Assessing the Qualifications of an HVAC Contractor
Is your HVAC system a decade old or older? You may be planning to replace it in the next few years. Then again, if your HVAC system is newer, you must want to make sure that it continues to work right by scheduling consistent maintenance. Either way, time will come when you’ll need to hire an HVAC consultant.
However, while you will find many HVAC companies out there, none of them are created equal. You need to choose smart and that is only possible when you choose educated. There are many factors to consider before hiring an HVAC contractor, but none as crucial as qualifications.
Besides, your HVAC system is most likely the priciest equipment you have bought for your home, and you want to be assured that anybody who lays a hand on it is appropriately trained. Most states need HVAC industry to have a license, which they can obtain only after gaining a minimum of five years’ experience before their application date.
If the work will be done a state where HVAC contractors don’t need a license, work with an insured and bonded contractor anyway, if only to free yourself from liability in the event of on site damages or accidents.

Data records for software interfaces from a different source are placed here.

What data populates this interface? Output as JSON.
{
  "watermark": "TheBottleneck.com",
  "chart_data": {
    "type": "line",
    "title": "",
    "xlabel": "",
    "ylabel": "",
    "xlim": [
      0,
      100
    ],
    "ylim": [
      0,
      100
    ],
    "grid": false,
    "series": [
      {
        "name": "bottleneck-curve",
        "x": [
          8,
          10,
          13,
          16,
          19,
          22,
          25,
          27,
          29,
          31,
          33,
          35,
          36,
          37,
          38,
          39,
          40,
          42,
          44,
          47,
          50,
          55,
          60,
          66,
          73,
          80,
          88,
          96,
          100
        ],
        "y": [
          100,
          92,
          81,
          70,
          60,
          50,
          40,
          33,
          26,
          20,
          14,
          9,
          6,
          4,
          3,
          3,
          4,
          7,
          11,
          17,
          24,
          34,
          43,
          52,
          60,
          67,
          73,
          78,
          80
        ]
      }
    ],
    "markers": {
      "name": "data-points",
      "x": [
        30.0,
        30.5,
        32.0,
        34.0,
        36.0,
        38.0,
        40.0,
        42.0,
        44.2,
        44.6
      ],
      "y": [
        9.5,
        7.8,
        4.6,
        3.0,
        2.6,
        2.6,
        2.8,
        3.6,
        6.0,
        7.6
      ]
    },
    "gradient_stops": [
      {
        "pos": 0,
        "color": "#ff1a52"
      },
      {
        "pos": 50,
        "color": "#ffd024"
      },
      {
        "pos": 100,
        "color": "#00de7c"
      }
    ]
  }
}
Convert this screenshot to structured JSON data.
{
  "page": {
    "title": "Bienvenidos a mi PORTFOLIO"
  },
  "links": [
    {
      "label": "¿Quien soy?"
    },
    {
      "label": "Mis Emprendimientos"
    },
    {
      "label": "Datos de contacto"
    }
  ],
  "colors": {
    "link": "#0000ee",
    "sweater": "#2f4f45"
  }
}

Once you have considered licensing, take your prospective contractor’s experience into account. Longevity alone isn’t a guarantee that a contractor will perform well on the job, but it does indicate stability, which in turn suggests that they are doing things right. Moreover, you can inquire about the certifications HVAC contractors and technicians are supposed to have: certification by organizations like the North American Technician Excellence (NATE) helps ensure that a technician is up to date with his education and experience in the industry.
Technician training typically covers various aspects of the industry, especially two of the most crucial: refrigerant handling and air balancing. Make sure the technicians are certified to handle refrigerants in the first place. Section 608 of the Clean Air Act dictates that a person without such certification should never be allowed to work with the coolant. Today’s technicians must also have training in the area of testing and balancing installations to maximize comfort and efficiency; the National Comfort Institute’s air balancing certification provides a training standard that all homeowner should know.
Finally, ask your prospective contractor if they carry top brands, and what training their technicians have with these brands. Note that HVAC systems and manufacturers are unique, and a good HVAC contractor will always make it a point that their staff is well-equipped with all the relevant training that help ensure quality installations.